» DATA FOR PROCESSING:
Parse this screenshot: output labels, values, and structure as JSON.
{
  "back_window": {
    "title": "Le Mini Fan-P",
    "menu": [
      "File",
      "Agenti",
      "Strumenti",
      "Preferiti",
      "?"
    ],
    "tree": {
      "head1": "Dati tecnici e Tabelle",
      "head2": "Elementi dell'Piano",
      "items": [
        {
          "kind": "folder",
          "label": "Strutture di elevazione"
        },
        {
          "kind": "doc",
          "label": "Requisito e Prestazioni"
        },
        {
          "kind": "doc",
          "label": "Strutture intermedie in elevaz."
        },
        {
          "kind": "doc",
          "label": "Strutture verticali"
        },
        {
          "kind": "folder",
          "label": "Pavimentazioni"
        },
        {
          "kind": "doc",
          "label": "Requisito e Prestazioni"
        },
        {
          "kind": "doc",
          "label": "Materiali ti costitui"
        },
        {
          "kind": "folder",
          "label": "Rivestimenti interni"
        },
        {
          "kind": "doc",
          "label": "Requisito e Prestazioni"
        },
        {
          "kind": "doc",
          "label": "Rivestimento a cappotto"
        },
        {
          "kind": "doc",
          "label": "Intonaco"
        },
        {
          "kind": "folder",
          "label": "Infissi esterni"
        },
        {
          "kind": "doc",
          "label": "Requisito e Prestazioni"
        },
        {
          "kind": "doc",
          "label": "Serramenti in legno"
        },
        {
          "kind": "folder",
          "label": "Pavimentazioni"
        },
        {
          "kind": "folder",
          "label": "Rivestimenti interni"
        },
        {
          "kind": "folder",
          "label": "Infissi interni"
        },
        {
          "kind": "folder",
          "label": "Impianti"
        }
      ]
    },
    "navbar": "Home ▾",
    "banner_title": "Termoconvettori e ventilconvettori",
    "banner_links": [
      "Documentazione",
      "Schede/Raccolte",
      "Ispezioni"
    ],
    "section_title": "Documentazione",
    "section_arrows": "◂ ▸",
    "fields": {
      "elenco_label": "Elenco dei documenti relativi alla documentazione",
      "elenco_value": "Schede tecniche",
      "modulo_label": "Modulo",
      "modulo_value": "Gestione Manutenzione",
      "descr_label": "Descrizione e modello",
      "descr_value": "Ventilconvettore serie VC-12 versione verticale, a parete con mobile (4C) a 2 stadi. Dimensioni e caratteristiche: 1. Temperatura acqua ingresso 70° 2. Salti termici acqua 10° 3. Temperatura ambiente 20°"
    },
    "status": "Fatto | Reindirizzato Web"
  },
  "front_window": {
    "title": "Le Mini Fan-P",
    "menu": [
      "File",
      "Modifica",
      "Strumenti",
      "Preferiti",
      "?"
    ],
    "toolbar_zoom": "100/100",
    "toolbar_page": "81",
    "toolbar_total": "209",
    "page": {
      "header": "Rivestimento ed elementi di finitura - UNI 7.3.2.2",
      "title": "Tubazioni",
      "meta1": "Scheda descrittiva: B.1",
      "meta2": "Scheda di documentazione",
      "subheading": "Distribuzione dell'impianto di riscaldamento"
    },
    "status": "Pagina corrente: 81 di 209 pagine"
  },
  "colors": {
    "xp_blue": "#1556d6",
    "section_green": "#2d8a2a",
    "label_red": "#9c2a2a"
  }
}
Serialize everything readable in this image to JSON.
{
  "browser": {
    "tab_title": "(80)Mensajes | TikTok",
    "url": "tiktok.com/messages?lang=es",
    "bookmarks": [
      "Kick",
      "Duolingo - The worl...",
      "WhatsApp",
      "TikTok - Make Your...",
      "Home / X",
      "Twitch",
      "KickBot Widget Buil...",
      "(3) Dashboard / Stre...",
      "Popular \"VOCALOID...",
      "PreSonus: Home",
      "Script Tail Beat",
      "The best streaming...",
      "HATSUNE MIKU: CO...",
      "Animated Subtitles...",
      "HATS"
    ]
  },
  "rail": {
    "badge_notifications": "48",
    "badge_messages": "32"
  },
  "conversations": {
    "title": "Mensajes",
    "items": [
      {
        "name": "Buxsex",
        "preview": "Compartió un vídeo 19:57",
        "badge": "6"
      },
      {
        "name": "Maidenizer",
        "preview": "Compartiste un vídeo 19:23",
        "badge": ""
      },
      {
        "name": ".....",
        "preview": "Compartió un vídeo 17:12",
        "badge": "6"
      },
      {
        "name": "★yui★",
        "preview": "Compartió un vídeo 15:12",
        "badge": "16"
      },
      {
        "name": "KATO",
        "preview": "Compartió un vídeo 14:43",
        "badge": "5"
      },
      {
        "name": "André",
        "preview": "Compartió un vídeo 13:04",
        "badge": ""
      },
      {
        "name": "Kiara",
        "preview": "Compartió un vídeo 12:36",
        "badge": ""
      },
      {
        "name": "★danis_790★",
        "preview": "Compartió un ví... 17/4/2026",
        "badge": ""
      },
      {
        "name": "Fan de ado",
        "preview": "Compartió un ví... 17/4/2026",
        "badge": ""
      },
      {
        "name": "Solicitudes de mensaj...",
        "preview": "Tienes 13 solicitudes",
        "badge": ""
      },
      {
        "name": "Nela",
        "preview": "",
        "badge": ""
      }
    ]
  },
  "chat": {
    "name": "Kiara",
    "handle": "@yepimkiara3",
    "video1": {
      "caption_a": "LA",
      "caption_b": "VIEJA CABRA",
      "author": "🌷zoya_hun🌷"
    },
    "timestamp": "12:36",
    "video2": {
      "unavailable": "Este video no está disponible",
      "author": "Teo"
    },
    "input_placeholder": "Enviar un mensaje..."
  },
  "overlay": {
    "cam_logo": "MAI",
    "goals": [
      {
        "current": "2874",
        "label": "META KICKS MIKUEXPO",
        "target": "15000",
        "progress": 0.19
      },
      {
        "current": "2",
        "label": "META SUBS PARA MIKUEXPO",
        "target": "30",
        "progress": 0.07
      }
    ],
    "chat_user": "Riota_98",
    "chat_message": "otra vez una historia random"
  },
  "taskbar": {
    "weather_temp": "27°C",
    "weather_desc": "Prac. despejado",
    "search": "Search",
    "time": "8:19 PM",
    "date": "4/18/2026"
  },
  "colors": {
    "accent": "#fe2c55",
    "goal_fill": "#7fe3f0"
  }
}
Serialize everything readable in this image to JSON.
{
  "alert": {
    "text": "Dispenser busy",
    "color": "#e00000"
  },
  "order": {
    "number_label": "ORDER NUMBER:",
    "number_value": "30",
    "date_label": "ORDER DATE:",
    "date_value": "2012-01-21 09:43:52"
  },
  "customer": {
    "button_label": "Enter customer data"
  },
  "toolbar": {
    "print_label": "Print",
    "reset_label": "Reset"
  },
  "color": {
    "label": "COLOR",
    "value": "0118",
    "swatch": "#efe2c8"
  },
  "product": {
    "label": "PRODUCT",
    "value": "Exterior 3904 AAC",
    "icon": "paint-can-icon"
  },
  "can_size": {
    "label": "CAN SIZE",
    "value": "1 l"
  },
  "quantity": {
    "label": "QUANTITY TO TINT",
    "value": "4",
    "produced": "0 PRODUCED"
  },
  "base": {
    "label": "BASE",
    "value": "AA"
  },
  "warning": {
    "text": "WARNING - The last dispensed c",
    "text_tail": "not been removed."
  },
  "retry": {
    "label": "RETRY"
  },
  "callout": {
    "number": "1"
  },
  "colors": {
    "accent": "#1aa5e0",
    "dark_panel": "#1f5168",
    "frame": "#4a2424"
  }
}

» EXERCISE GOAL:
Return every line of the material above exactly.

» YOUR RESPONSE:
Parse this screenshot: output labels, values, and structure as JSON.
{
  "back_window": {
    "title": "Le Mini Fan-P",
    "menu": [
      "File",
      "Agenti",
      "Strumenti",
      "Preferiti",
      "?"
    ],
    "tree": {
      "head1": "Dati tecnici e Tabelle",
      "head2": "Elementi dell'Piano",
      "items": [
        {
          "kind": "folder",
          "label": "Strutture di elevazione"
        },
        {
          "kind": "doc",
          "label": "Requisito e Prestazioni"
        },
        {
          "kind": "doc",
          "label": "Strutture intermedie in elevaz."
        },
        {
          "kind": "doc",
          "label": "Strutture verticali"
        },
        {
          "kind": "folder",
          "label": "Pavimentazioni"
        },
        {
          "kind": "doc",
          "label": "Requisito e Prestazioni"
        },
        {
          "kind": "doc",
          "label": "Materiali ti costitui"
        },
        {
          "kind": "folder",
          "label": "Rivestimenti interni"
        },
        {
          "kind": "doc",
          "label": "Requisito e Prestazioni"
        },
        {
          "kind": "doc",
          "label": "Rivestimento a cappotto"
        },
        {
          "kind": "doc",
          "label": "Intonaco"
        },
        {
          "kind": "folder",
          "label": "Infissi esterni"
        },
        {
          "kind": "doc",
          "label": "Requisito e Prestazioni"
        },
        {
          "kind": "doc",
          "label": "Serramenti in legno"
        },
        {
          "kind": "folder",
          "label": "Pavimentazioni"
        },
        {
          "kind": "folder",
          "label": "Rivestimenti interni"
        },
        {
          "kind": "folder",
          "label": "Infissi interni"
        },
        {
          "kind": "folder",
          "label": "Impianti"
        }
      ]
    },
    "navbar": "Home ▾",
    "banner_title": "Termoconvettori e ventilconvettori",
    "banner_links": [
      "Documentazione",
      "Schede/Raccolte",
      "Ispezioni"
    ],
    "section_title": "Documentazione",
    "section_arrows": "◂ ▸",
    "fields": {
      "elenco_label": "Elenco dei documenti relativi alla documentazione",
      "elenco_value": "Schede tecniche",
      "modulo_label": "Modulo",
      "modulo_value": "Gestione Manutenzione",
      "descr_label": "Descrizione e modello",
      "descr_value": "Ventilconvettore serie VC-12 versione verticale, a parete con mobile (4C) a 2 stadi. Dimensioni e caratteristiche: 1. Temperatura acqua ingresso 70° 2. Salti termici acqua 10° 3. Temperatura ambiente 20°"
    },
    "status": "Fatto | Reindirizzato Web"
  },
  "front_window": {
    "title": "Le Mini Fan-P",
    "menu": [
      "File",
      "Modifica",
      "Strumenti",
      "Preferiti",
      "?"
    ],
    "toolbar_zoom": "100/100",
    "toolbar_page": "81",
    "toolbar_total": "209",
    "page": {
      "header": "Rivestimento ed elementi di finitura - UNI 7.3.2.2",
      "title": "Tubazioni",
      "meta1": "Scheda descrittiva: B.1",
      "meta2": "Scheda di documentazione",
      "subheading": "Distribuzione dell'impianto di riscaldamento"
    },
    "status": "Pagina corrente: 81 di 209 pagine"
  },
  "colors": {
    "xp_blue": "#1556d6",
    "section_green": "#2d8a2a",
    "label_red": "#9c2a2a"
  }
}
Serialize everything readable in this image to JSON.
{
  "browser": {
    "tab_title": "(80)Mensajes | TikTok",
    "url": "tiktok.com/messages?lang=es",
    "bookmarks": [
      "Kick",
      "Duolingo - The worl...",
      "WhatsApp",
      "TikTok - Make Your...",
      "Home / X",
      "Twitch",
      "KickBot Widget Buil...",
      "(3) Dashboard / Stre...",
      "Popular \"VOCALOID...",
      "PreSonus: Home",
      "Script Tail Beat",
      "The best streaming...",
      "HATSUNE MIKU: CO...",
      "Animated Subtitles...",
      "HATS"
    ]
  },
  "rail": {
    "badge_notifications": "48",
    "badge_messages": "32"
  },
  "conversations": {
    "title": "Mensajes",
    "items": [
      {
        "name": "Buxsex",
        "preview": "Compartió un vídeo 19:57",
        "badge": "6"
      },
      {
        "name": "Maidenizer",
        "preview": "Compartiste un vídeo 19:23",
        "badge": ""
      },
      {
        "name": ".....",
        "preview": "Compartió un vídeo 17:12",
        "badge": "6"
      },
      {
        "name": "★yui★",
        "preview": "Compartió un vídeo 15:12",
        "badge": "16"
      },
      {
        "name": "KATO",
        "preview": "Compartió un vídeo 14:43",
        "badge": "5"
      },
      {
        "name": "André",
        "preview": "Compartió un vídeo 13:04",
        "badge": ""
      },
      {
        "name": "Kiara",
        "preview": "Compartió un vídeo 12:36",
        "badge": ""
      },
      {
        "name": "★danis_790★",
        "preview": "Compartió un ví... 17/4/2026",
        "badge": ""
      },
      {
        "name": "Fan de ado",
        "preview": "Compartió un ví... 17/4/2026",
        "badge": ""
      },
      {
        "name": "Solicitudes de mensaj...",
        "preview": "Tienes 13 solicitudes",
        "badge": ""
      },
      {
        "name": "Nela",
        "preview": "",
        "badge": ""
      }
    ]
  },
  "chat": {
    "name": "Kiara",
    "handle": "@yepimkiara3",
    "video1": {
      "caption_a": "LA",
      "caption_b": "VIEJA CABRA",
      "author": "🌷zoya_hun🌷"
    },
    "timestamp": "12:36",
    "video2": {
      "unavailable": "Este video no está disponible",
      "author": "Teo"
    },
    "input_placeholder": "Enviar un mensaje..."
  },
  "overlay": {
    "cam_logo": "MAI",
    "goals": [
      {
        "current": "2874",
        "label": "META KICKS MIKUEXPO",
        "target": "15000",
        "progress": 0.19
      },
      {
        "current": "2",
        "label": "META SUBS PARA MIKUEXPO",
        "target": "30",
        "progress": 0.07
      }
    ],
    "chat_user": "Riota_98",
    "chat_message": "otra vez una historia random"
  },
  "taskbar": {
    "weather_temp": "27°C",
    "weather_desc": "Prac. despejado",
    "search": "Search",
    "time": "8:19 PM",
    "date": "4/18/2026"
  },
  "colors": {
    "accent": "#fe2c55",
    "goal_fill": "#7fe3f0"
  }
}
Serialize everything readable in this image to JSON.
{
  "alert": {
    "text": "Dispenser busy",
    "color": "#e00000"
  },
  "order": {
    "number_label": "ORDER NUMBER:",
    "number_value": "30",
    "date_label": "ORDER DATE:",
    "date_value": "2012-01-21 09:43:52"
  },
  "customer": {
    "button_label": "Enter customer data"
  },
  "toolbar": {
    "print_label": "Print",
    "reset_label": "Reset"
  },
  "color": {
    "label": "COLOR",
    "value": "0118",
    "swatch": "#efe2c8"
  },
  "product": {
    "label": "PRODUCT",
    "value": "Exterior 3904 AAC",
    "icon": "paint-can-icon"
  },
  "can_size": {
    "label": "CAN SIZE",
    "value": "1 l"
  },
  "quantity": {
    "label": "QUANTITY TO TINT",
    "value": "4",
    "produced": "0 PRODUCED"
  },
  "base": {
    "label": "BASE",
    "value": "AA"
  },
  "warning": {
    "text": "WARNING - The last dispensed c",
    "text_tail": "not been removed."
  },
  "retry": {
    "label": "RETRY"
  },
  "callout": {
    "number": "1"
  },
  "colors": {
    "accent": "#1aa5e0",
    "dark_panel": "#1f5168",
    "frame": "#4a2424"
  }
}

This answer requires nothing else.